Birth versus worth: how does the Indian caste system affect entrepreneurship?
09 February 2023
Misallocation of resources explains much of the productivity differences across countries, but the role of informal institutions in this misallocation has been little documented. In a recently published paper, Sampreet Goraya, Assistant Professor at the Department of Economics, brings evidence that the Indian caste system has a distortionary effect on capital and talent allocation in the economy.
Dagens Industri Debatt: The New Productivity Commission Needs to Elevate Swedish Leadership
03 February 2023
Louise Bringselius, affiliated researcher at SSE, and Karl Wennberg, scientific director of GaPP, argue that the Western world and Sweden, in particular, face major challenges and fierce international competition in a new Dagens Industri debate article.
Boosting the Creation of Jobs in African Economies: What can Policy do?
10 February 2022
In a recently published paper, Céline Zipfel, Assistant Professor at the Department of Economics, with Oriana Bandiera (LSE), Ahmed Elsayed (IZA), and Andrea Smurra (UCL), presents facts on labor markets in Africa and discusses policy priorities for boosting the creation of salaried jobs for young adults.
The fundamental surplus strikes again
08 November 2021
In a recently published paper, Professor Lars Ljungqvist in the Stockholm School of Economics and Professor Thomas J. Sargent in the New York University further expand their theoretical work on the "fundamental surplus" in matching models.
The COVID-19 pandemic effects on our well-being
20 September 2021
Policy brief: This brief summarizes the insights shared in the online workshop “Dimensions of Well-being“, where participants presented and discussed their latest research relating to the dimensions of well-being. The two-day workshop was organized by the Stockholm Institute of Transition Economics (SITE) as part of the Forum for Research on Gender Economics (FROGEE) and took place on 28-29 June, 2021.

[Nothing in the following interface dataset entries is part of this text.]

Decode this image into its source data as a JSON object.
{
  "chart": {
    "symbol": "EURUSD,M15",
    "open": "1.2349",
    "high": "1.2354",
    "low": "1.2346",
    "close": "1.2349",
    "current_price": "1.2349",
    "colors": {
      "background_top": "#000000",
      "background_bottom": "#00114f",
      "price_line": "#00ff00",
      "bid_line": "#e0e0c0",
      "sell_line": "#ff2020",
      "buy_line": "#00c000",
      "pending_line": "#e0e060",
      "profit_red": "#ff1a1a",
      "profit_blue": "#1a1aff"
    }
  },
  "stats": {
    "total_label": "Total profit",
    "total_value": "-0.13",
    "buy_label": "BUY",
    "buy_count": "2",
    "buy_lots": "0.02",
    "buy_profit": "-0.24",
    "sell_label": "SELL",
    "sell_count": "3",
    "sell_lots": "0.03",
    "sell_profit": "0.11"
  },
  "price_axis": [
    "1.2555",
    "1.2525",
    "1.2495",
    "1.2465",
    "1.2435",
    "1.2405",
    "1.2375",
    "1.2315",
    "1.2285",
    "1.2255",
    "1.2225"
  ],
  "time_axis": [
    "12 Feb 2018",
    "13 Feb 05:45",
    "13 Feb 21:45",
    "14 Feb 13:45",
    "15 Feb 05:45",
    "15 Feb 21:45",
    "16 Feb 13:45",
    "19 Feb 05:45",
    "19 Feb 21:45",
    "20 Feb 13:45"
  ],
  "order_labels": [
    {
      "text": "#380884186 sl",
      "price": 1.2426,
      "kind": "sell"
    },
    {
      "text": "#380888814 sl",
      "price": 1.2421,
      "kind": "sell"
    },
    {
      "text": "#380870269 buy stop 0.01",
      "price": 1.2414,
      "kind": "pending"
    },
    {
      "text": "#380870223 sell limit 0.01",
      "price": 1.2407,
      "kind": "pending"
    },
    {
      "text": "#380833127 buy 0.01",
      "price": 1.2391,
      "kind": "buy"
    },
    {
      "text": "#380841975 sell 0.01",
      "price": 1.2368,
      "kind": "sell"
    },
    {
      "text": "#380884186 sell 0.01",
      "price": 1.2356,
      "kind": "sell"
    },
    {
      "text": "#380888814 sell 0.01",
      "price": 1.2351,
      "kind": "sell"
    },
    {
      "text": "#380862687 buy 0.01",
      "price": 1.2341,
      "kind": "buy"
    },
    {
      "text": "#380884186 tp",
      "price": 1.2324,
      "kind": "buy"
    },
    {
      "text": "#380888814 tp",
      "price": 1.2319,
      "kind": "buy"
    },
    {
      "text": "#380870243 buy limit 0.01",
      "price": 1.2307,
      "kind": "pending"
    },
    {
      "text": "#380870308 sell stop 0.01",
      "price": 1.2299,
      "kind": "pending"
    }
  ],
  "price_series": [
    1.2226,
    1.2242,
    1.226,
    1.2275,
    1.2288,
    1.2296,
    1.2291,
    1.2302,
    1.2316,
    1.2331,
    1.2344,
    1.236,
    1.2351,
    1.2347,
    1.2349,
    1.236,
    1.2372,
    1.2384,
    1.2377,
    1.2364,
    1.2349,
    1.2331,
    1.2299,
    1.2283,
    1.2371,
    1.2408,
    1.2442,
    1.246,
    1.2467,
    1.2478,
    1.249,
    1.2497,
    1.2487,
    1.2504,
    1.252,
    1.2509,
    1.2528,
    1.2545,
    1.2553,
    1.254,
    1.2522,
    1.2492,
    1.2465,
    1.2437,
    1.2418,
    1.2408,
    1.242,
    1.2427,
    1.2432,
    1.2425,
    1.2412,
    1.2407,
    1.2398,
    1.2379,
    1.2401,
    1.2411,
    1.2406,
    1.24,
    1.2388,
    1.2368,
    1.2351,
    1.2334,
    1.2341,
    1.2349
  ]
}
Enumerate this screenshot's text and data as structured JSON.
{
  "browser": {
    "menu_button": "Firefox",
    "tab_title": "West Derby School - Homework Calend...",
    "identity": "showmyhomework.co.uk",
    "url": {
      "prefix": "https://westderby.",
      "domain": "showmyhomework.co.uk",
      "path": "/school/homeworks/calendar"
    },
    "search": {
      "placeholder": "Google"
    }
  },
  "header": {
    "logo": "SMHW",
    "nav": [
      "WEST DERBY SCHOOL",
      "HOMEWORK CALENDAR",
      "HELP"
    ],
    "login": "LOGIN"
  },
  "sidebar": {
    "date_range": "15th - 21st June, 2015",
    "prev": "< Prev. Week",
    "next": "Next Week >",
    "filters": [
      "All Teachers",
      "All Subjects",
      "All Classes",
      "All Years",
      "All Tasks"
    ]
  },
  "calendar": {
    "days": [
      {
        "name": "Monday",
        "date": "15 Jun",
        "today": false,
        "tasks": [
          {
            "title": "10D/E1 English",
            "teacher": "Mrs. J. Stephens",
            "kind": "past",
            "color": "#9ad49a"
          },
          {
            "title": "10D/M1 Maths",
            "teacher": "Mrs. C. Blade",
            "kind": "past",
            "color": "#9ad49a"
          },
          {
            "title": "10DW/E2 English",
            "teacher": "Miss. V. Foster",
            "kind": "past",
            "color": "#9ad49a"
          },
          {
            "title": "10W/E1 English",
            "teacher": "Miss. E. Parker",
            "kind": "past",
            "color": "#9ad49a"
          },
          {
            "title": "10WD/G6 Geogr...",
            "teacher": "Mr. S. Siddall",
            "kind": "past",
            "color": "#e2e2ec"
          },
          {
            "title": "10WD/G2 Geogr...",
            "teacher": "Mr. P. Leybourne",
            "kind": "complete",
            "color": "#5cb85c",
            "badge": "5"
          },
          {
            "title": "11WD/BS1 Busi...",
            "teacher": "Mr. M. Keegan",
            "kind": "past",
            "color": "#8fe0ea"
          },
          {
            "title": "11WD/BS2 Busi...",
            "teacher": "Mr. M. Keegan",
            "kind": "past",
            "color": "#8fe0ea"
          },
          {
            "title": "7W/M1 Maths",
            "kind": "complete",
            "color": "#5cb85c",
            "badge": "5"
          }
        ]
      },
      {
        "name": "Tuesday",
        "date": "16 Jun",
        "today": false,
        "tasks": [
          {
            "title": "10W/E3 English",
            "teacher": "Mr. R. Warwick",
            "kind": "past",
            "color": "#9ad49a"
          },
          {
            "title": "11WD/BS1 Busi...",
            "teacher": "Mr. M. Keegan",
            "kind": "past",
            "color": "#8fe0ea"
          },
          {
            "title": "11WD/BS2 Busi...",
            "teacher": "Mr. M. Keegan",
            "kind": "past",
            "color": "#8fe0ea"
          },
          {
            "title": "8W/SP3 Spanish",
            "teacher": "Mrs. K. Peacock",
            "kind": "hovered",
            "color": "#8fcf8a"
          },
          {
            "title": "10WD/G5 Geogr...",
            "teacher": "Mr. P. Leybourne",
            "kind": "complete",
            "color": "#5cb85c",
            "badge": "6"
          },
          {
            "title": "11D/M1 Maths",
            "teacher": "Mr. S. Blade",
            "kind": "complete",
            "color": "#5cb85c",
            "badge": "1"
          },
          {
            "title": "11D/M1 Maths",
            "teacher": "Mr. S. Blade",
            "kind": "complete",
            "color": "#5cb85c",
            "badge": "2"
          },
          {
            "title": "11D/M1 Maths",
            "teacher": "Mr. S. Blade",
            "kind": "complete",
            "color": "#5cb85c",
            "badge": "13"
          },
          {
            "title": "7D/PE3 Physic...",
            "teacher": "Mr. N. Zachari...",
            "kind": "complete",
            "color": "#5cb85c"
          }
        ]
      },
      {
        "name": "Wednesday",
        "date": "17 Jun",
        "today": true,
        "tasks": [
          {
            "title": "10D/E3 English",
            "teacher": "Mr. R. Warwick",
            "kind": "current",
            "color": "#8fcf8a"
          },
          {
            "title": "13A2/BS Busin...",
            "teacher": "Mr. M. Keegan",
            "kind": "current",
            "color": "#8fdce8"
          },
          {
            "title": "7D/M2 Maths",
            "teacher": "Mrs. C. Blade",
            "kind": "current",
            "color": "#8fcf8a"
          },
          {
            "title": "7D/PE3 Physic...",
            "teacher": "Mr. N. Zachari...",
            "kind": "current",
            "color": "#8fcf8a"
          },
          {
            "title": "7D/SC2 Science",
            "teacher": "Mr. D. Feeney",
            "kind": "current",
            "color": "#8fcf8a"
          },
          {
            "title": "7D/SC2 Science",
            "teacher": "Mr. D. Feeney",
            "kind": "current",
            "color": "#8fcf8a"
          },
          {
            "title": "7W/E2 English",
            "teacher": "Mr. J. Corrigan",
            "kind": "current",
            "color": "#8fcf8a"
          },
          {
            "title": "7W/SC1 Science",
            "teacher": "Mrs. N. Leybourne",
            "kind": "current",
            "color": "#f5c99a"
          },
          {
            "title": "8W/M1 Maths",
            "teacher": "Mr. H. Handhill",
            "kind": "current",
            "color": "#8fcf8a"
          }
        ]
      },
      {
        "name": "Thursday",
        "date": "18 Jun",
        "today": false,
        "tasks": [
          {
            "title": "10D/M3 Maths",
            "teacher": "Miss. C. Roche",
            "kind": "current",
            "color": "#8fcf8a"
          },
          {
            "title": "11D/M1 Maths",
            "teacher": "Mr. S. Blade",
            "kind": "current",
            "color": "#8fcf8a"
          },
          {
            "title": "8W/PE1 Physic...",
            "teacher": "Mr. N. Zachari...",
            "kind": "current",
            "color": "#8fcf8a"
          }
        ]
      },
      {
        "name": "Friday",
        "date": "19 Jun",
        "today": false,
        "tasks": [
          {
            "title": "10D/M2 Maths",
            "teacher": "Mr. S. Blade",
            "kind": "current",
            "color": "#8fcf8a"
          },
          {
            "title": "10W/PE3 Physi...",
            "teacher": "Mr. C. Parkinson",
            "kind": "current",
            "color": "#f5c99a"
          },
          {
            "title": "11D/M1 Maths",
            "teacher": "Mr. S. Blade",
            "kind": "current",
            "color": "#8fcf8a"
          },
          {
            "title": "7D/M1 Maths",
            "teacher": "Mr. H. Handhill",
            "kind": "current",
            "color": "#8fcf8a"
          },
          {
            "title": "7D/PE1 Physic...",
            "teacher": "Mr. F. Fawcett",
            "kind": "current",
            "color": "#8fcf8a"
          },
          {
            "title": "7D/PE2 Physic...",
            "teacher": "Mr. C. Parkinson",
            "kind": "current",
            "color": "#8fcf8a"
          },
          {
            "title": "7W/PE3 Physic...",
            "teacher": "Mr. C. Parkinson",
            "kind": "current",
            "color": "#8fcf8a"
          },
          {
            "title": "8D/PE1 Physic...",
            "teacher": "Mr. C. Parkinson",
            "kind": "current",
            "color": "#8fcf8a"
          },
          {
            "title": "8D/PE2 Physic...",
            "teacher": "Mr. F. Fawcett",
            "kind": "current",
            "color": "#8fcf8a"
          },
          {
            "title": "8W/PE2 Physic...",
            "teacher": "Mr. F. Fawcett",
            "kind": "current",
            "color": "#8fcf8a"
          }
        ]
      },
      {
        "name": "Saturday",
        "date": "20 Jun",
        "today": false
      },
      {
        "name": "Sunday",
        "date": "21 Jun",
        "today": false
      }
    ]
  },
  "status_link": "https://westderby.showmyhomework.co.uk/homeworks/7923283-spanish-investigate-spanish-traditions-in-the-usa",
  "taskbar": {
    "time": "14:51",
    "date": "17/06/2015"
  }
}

In what way did the pandemic affect our wellbeing?
24 June 2021
The COVID-19 pandemic has affected our well-being in many dimensions. Understanding how these dimensions interact and what factors influence the overall level of well-being can be instrumental in policy design today and in the process of recovery once the pandemic is over. With this in mind, the Stockholm Institute of Transition Economics and the FREE Network invites you to participate in an online academic workshop on 'Dimensions of well-being'.
Call for papers on dimensions of well-being
06 May 2021
The COVID-19 pandemic has affected our well-being in many dimensions. Understanding how these dimensions interact and what factors influence the overall level of well-being can be instrumental in policy design today and in the process of recovery once the pandemic is over. With this in mind, the Stockholm Institute of Transition Economics and the FREE Network invites academic paper submissions to an online workshop focused on dimensions of well-being.
Inequality in the pandemic: Evidence from Sweden
28 April 2021
Policy brief: Most reports on the labor-market effects of the first wave of COVID-19 have pointed to women, low-skilled workers and other vulnerable groups being more affected. Research on the topic shows a more mixed picture. Researchers from the Stockholm Institute of Transition Economics (SITE); Pamela Campa, Jesper Roine and Svante Strömberg explores the Swedish labor market during COVID-19 crisis.
New research: investors penalize female founders who don’t “fit” male industries
27 November 2020
New research finds that female founders of entrepreneurial ventures raise significantly more funding when catering to female-dominated industries. Effectively, this means that men are afforded credibility across a broad range of industries, while women are confined to a less lucrative subset of the labor market.
Long-term unemployment on its rise – a blow to the Swedish economy?
31 August 2020
"The longer a person is unemployed, the greater the probability that the individual will not return to work at all. And even if we recover from the pandemic, it is not certain that those people will return", Jesper Roine explains the risk of longterm-unemployment in a recent interview in Dagens industri.